= Current consensus


Add Comment
H. sublateritium
By: Jason Hollinger (jason)
2007-12-03 21:09:18 AST (-0400)

With proper web access, was able to poke around. mushroomexpert.com has this species on hardwood with brick-red cap and non-greenish gills that matches well.

Hypholoma not-fasciculare
By: Jason Hollinger (jason)
2007-12-02 10:26:48 AST (-0400)

Thanks for mentioning H. capnoides, Debbie. As it is growing very clearly upon a huge red oak, it’s neither that species nor the eastern equivalent, N. radicosum (or is substrate less of a strict requirement than I think?).

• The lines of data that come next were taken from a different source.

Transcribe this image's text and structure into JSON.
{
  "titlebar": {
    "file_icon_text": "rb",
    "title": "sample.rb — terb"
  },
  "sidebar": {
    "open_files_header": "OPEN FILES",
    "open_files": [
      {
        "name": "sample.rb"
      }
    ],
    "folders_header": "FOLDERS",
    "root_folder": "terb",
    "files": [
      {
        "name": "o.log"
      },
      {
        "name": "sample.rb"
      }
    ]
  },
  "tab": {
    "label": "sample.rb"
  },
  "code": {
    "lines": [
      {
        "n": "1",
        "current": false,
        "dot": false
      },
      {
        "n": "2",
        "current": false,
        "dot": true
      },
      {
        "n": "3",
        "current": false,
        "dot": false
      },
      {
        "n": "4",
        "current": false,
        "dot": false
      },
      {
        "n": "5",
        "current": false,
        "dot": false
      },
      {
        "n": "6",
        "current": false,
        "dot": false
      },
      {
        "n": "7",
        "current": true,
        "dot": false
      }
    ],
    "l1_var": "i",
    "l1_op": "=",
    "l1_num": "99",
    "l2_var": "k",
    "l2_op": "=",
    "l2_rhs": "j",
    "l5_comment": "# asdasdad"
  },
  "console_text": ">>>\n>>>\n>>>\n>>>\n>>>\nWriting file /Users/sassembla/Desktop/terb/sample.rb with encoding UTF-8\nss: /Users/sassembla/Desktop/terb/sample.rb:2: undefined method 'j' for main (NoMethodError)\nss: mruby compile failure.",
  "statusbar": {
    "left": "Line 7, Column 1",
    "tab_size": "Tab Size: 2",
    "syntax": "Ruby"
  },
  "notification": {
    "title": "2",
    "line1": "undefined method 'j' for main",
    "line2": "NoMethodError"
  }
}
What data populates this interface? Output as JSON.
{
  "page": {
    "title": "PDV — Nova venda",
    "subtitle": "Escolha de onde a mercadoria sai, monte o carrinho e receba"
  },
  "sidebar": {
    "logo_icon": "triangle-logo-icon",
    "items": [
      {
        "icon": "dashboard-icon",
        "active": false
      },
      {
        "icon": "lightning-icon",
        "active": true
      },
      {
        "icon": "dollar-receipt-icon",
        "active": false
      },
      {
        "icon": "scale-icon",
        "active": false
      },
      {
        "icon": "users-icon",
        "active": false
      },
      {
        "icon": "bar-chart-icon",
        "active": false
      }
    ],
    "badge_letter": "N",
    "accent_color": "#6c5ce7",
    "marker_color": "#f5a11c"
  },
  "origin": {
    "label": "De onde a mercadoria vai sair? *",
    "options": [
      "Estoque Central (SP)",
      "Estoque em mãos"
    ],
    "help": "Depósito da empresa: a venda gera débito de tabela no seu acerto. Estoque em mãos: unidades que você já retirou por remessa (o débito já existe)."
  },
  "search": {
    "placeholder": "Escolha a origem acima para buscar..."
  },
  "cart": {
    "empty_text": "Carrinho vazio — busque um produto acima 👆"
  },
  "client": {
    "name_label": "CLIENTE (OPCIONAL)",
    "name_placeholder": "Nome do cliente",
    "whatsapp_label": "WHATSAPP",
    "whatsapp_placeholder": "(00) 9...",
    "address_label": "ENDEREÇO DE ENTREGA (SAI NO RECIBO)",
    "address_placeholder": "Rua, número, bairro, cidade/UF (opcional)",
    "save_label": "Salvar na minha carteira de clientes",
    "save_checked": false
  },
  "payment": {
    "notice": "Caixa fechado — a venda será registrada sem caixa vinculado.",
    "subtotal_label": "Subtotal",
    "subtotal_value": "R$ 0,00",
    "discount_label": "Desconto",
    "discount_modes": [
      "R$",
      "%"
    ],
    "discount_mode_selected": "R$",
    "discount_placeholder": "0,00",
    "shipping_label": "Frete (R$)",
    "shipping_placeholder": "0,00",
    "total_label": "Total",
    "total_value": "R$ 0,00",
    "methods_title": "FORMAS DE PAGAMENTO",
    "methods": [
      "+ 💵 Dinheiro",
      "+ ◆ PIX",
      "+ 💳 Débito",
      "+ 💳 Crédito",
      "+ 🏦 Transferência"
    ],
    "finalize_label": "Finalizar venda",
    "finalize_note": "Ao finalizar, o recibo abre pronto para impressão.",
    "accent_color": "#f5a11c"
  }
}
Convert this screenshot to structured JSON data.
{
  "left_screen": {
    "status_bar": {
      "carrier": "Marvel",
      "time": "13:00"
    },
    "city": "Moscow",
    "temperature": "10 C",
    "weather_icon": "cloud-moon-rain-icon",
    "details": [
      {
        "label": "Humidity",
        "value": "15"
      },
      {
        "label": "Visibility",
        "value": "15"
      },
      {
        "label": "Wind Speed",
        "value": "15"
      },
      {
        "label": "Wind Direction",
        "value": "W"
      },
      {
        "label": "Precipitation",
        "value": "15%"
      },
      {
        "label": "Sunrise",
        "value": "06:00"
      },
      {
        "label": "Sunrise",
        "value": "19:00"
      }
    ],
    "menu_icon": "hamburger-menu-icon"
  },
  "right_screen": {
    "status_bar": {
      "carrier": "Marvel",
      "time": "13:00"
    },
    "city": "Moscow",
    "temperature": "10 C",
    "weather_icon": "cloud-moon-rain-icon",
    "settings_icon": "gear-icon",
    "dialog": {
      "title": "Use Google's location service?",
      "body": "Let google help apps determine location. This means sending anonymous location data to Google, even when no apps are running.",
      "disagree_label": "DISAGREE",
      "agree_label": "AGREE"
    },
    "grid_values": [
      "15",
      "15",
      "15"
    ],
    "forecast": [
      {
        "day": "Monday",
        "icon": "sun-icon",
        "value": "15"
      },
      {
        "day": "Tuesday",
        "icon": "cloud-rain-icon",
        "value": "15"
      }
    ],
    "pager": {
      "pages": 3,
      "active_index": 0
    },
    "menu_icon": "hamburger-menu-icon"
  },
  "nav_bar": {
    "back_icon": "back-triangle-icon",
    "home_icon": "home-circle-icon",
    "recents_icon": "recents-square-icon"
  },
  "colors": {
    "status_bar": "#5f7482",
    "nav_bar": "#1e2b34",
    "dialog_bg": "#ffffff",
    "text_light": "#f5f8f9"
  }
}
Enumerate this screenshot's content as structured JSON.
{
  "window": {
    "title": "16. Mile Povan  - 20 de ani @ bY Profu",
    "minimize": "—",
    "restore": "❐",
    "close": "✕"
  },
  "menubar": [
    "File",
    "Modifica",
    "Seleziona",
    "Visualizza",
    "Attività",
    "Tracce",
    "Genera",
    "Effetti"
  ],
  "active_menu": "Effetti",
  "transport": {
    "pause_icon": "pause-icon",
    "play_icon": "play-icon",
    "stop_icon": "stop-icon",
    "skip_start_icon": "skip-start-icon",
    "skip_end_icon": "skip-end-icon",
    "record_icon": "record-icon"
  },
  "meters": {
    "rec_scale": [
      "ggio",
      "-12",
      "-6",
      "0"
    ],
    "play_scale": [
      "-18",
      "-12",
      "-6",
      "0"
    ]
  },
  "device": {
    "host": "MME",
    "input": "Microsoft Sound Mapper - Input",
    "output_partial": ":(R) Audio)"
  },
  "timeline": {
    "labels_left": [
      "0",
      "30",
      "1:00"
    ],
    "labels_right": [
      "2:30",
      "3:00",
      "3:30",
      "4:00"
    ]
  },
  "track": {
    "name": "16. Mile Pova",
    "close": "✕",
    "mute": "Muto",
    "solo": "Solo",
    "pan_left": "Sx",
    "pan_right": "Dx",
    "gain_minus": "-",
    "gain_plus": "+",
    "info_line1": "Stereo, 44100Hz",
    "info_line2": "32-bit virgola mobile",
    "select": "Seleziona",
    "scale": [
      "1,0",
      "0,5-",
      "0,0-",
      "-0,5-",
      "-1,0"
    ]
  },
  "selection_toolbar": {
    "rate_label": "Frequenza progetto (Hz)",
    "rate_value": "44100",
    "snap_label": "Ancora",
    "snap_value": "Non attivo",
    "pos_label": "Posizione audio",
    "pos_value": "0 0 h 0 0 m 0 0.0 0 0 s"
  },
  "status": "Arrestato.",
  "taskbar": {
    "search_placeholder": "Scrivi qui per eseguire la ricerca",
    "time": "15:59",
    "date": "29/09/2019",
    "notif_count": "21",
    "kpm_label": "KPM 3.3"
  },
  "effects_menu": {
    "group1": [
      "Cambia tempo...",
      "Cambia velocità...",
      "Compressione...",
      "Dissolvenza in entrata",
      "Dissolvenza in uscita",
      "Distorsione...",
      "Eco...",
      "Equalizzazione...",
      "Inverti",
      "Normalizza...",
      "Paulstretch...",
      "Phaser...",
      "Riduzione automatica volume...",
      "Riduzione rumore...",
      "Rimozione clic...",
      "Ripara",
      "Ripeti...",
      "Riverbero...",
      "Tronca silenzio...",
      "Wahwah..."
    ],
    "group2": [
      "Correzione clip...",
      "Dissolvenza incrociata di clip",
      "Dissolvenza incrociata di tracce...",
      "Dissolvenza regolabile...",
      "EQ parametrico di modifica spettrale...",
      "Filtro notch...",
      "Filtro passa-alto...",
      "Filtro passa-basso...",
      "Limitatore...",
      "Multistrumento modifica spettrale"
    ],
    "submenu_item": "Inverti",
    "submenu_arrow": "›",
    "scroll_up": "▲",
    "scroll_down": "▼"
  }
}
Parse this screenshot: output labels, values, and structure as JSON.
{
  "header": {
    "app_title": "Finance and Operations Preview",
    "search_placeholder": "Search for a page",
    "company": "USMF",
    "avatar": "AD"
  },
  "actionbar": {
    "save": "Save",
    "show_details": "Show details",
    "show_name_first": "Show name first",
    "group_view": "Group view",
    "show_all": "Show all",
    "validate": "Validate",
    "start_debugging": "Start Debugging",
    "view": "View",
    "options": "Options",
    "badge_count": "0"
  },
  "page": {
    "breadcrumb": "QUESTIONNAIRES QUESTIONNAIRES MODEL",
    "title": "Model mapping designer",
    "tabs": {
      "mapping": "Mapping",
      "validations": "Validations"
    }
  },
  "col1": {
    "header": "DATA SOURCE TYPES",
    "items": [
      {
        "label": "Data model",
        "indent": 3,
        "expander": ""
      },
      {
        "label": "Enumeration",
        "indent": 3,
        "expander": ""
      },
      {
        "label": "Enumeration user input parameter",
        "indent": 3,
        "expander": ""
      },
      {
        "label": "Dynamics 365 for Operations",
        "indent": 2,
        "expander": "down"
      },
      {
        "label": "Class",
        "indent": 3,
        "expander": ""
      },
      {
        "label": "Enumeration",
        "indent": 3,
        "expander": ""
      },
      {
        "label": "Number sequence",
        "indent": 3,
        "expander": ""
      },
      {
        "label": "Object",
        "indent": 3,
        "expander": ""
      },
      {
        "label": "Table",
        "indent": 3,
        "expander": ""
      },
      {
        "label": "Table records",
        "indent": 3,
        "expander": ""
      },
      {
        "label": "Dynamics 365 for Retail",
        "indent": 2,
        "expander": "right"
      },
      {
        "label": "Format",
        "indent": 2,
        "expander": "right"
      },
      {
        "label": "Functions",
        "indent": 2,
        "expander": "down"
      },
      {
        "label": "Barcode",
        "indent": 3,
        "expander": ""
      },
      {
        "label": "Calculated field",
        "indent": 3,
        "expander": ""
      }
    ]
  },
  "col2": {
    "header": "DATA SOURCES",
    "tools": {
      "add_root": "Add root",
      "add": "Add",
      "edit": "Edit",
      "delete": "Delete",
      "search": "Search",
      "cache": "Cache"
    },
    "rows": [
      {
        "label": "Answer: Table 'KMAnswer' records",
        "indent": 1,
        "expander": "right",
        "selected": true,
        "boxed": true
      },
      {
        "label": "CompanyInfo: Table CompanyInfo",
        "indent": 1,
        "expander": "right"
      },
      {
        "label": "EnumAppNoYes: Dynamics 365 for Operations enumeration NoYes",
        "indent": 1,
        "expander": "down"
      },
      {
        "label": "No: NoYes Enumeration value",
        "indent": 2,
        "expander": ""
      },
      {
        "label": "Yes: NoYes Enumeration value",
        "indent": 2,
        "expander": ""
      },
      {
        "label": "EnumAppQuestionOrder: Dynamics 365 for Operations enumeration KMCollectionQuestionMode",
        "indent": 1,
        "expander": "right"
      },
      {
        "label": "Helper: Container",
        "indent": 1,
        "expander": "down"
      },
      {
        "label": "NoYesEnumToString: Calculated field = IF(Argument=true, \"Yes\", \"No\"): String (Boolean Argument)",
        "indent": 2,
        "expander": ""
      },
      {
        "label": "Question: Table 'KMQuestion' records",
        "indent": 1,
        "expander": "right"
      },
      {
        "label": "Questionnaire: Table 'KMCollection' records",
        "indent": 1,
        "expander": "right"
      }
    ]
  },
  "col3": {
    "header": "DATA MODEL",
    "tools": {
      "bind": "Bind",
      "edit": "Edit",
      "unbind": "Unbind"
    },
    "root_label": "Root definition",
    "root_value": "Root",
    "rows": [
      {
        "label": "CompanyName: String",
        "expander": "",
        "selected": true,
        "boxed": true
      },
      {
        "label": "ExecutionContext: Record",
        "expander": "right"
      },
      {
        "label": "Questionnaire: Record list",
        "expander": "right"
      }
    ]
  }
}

However, that doesn’t answer your excellent point that it really doesn’t look livid enough to be H. fasciculare. I got a good purple-brown print, and a good view of the cortina on a young specimen, so there’s no question of it being Pholiota or some other superficially similar genus. Soon as we get an east-coast expert on here like Darvin, we can get all these pesky questions cleared up, eh? ;)